Lawmakers in Illinois are mandating hairstylists to complete one hour of training, every two years, on recognizing the signs of physical and emotional abuse and sexual assault. Will this be effective?
Beginning this month, lawmakers in Illinois are mandating hairstylists to complete one hour of training, every two years, on recognizing the signs of physical and emotional abuse and sexual assault. As the training is compulsory, licenses will not be renewed without completion of this training. Nail technicians and aestheticians are also affected by this new law.
Why lawmakers are making this a requirement
The rationale behind the law is that women often form bonds with their hairstylists and therefore, in theory making the professionals well-positioned to offer up advice on how and where to seek help. While this certainly is true in many cases, it is by no means all-encompassing. During my relaxed days, I saw the same hairdresser consistently, sometimes once a week and yet, I never shared anything about my personal life with her. I loved her skills and she was affordable, but that was it for me. I am sure there are many other clients out there like me, and with abuse being such an uncomfortable topic for many women, I personally do not think it is fair to make it mandatory for all hairstylists to get training. Many abused women tend to refuse help from family and friends, so will a hair stylist render any different results? Perhaps, but that is to be determined.
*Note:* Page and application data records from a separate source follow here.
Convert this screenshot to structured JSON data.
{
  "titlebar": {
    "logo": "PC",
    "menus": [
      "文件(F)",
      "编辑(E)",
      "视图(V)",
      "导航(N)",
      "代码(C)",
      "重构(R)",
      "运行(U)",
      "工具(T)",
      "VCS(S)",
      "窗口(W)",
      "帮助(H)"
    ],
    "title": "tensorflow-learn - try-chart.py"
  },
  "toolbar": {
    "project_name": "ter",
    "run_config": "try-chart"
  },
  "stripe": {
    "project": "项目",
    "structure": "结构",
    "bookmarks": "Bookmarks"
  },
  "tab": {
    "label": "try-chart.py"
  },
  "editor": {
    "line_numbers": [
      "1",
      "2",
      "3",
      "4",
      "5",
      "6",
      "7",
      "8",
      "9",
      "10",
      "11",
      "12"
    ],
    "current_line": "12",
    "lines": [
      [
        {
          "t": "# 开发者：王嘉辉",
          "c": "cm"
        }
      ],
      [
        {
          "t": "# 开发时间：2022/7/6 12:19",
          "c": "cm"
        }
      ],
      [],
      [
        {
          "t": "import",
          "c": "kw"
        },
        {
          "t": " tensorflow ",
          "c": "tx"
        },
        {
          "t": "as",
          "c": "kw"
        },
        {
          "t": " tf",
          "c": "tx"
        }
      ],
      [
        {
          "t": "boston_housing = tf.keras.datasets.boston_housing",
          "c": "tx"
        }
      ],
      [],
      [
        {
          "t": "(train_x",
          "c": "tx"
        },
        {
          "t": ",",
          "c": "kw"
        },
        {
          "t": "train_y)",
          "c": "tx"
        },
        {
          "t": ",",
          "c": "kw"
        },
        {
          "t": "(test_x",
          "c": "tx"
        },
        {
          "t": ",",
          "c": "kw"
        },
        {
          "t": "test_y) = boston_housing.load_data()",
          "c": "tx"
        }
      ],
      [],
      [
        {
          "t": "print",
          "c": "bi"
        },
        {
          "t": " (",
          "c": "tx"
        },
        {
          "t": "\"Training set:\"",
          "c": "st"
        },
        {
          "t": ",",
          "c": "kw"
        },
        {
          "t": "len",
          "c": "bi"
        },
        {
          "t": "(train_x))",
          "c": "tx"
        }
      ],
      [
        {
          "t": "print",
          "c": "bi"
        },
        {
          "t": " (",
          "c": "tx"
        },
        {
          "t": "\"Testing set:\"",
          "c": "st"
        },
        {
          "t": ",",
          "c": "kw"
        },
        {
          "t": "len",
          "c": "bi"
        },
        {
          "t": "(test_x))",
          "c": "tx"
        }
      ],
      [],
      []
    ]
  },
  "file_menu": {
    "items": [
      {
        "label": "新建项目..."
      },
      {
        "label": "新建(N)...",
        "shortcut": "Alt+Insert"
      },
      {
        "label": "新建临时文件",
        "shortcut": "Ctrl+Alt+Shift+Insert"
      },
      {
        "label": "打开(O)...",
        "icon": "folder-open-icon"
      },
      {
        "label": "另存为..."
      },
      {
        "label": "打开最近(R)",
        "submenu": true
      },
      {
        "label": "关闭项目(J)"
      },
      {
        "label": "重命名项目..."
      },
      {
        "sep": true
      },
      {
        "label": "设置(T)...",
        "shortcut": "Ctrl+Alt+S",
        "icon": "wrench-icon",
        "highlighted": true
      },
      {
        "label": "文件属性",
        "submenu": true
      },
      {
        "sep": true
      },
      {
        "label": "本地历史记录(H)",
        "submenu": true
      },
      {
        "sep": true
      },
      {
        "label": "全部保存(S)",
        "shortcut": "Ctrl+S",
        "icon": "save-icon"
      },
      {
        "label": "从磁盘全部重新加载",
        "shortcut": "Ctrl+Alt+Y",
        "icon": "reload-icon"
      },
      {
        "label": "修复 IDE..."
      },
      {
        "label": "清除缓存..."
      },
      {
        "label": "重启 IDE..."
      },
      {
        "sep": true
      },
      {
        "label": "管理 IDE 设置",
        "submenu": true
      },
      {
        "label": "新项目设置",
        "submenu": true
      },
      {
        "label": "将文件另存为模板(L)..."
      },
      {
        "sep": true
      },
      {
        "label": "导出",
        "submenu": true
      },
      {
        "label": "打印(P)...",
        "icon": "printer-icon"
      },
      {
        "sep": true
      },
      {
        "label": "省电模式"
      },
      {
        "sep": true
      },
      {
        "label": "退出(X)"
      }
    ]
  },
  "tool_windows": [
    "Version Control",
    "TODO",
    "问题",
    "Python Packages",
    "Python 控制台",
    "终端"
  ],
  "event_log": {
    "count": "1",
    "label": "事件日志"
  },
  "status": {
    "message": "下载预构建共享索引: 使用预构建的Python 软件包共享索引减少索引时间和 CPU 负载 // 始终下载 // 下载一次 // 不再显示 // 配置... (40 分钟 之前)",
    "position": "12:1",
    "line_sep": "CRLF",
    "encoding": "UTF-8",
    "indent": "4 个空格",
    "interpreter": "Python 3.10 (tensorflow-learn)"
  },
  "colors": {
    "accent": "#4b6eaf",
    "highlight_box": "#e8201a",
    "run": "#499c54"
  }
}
How effective will this new law be?
It is clear that lawmakers are trying to do a good deed by requiring salons to get mandatory training, but it seems that forcing a hairstylist to get training in an area so unrelated to their field is putting them in an unfair position. One in four women are abused by a partner, as are one in every seven males. The law was not stated that barbers are mandated to be trained as well--why is that? Are abused men just supposed to fend for themselves? Many spouses and partners who are abused are also kept closely guarded from the outside world. Once word of this new Illinois regulation gets out, there is a chance that the victims will be forbidden to visit a salon whatsoever.
It also seems to me that it is also putting the stylist in such a position makes them a target for the abuser should their victim confide in a hairstylist. If an abuser finds out that they have encouraged the abused spouse to leave, they could retaliate against the hairstylist. What safeguards are going to be put into place to keep these good samaritans safe?
We need to keep standing up and speaking out against abuse of any kind.
We also need to ensure that women and men who are abused are made aware that there is a way out and help is out there. We also need to ensure that the shame and stigma that are carried around by the victims of abuse is counteracted, or putting their issues out there in an environment as public as a hair salon may do more harm than good. Many people want to help, and some salon professionals would gladly display posters and have flyers available for victims or suspected victims of abuse to access. However, we must consider the fairness of a stylist's livelihood being challenged by a government attempting to legislate good will? What group of professionals will next be forced to be trained to identify the signs of abuse? Controversial or not, this new law has sparked much needed conversation on domestic abuse. Please, join the conversation and share your views below.
What's your take on this new Illinois law?
Let us know in the comment section below.